On Saturday as rain and encroaching darkness turned the opening team time trial into what some viewed as a perilous near-farce, GC riders took matters into their own hands and opted to race as steadily as possible through the streets of Barcelona.
On Sunday on the other hand, when faced with yet more atrocious weather conditions, riders and organisers agreed for a partial suspension of the final part of the stage for the GC favourites through the twisting last nine kilometres in Montjuic Park.
This agreement wrecked the opportunity to see the favourites battling on the ultra-steep cat. 3 climb that constituted the main challenge in the last part of the 181-kilometre stage.
But it also allowed those wanting to fight for the day’s win to stay ahead and the GC contenders to concentrate on staying upright and stay safe for the upcoming overall battle – which starts as soon as Monday on the first summit finish of the race at Andorra.

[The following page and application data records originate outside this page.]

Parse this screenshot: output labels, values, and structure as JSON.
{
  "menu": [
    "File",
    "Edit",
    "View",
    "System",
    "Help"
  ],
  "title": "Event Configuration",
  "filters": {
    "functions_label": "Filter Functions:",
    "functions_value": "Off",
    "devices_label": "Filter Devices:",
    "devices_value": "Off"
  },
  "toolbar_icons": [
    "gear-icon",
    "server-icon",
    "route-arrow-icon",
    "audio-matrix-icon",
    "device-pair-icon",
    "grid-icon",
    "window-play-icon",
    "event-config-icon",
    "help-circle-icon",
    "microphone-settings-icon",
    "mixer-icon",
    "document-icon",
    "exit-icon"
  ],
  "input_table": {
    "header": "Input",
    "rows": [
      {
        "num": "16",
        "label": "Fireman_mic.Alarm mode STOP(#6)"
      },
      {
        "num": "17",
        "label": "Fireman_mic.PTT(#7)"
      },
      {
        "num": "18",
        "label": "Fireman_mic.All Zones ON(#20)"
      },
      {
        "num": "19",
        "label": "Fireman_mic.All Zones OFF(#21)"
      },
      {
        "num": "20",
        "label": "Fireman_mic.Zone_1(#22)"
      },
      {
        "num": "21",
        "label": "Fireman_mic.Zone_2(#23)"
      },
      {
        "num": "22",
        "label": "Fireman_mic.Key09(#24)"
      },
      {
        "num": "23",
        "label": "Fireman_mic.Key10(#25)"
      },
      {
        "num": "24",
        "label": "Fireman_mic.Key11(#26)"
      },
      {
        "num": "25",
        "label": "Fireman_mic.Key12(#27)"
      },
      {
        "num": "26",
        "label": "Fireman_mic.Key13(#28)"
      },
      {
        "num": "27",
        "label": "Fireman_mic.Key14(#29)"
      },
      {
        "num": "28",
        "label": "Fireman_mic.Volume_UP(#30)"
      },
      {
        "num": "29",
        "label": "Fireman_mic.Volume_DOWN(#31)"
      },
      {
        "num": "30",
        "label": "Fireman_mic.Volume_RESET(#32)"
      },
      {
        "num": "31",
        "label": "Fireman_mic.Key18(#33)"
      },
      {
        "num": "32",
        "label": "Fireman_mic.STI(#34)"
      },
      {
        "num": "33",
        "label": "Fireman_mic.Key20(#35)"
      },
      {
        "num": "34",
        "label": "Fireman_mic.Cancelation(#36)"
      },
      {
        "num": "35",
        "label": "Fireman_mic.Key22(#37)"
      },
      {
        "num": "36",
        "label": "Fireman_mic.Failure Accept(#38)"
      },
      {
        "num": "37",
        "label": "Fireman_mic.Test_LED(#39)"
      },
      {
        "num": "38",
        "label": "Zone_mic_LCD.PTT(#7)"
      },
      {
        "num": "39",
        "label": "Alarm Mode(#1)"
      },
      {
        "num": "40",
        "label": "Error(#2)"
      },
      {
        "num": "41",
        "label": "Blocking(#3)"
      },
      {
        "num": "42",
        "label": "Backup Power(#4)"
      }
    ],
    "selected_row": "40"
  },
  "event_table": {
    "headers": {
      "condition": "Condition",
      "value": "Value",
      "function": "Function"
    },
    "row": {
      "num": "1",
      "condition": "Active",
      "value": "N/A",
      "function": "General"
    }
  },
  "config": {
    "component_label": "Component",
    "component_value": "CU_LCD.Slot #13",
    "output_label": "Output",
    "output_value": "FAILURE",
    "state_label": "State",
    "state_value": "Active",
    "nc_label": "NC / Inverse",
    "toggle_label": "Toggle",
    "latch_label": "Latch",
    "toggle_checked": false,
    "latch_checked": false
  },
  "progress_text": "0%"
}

This agreement did not stop the welter of crashes that ripped through the peloton in the last 70 kilometres either. Several of the main favourites, notably Jonas Vingegaard (Jumbo-Visma) and Remco Evenepoel (Soudal-QuickStep), waved at riders to slow down when Primož Roglič (Jumbo-Visma) crashed at one roundabout, but there were multiple other fallers.
Roglič could get back in the main peloton, but race leader Lorenzo Milesi (dsm-firmenich), who also crashed badly, losing all hope of keeping the red jersey, was one notable victim, whilst his young British teammate Oscar Onley abandoned.
Amidst the fog of uncertainty that descended on a race where a large percentage of the peloton was – literally – going through the motions, some surreal situations arose.
Amongst them was the sight of all the main favourites soft-pedalling through the last 10 kilometres to the finish, minutes after a much smaller group of riders had gone through the same points, battling hard for the day’s win and honours. But the unofficial prize for Vuelta weirdness had to be when race commissaires resorted to asking roadside fans for their phone video footage of the first riders to cross the Montjuic climb to try and establish who had snapped up the time bonuses, which – inexplicably -…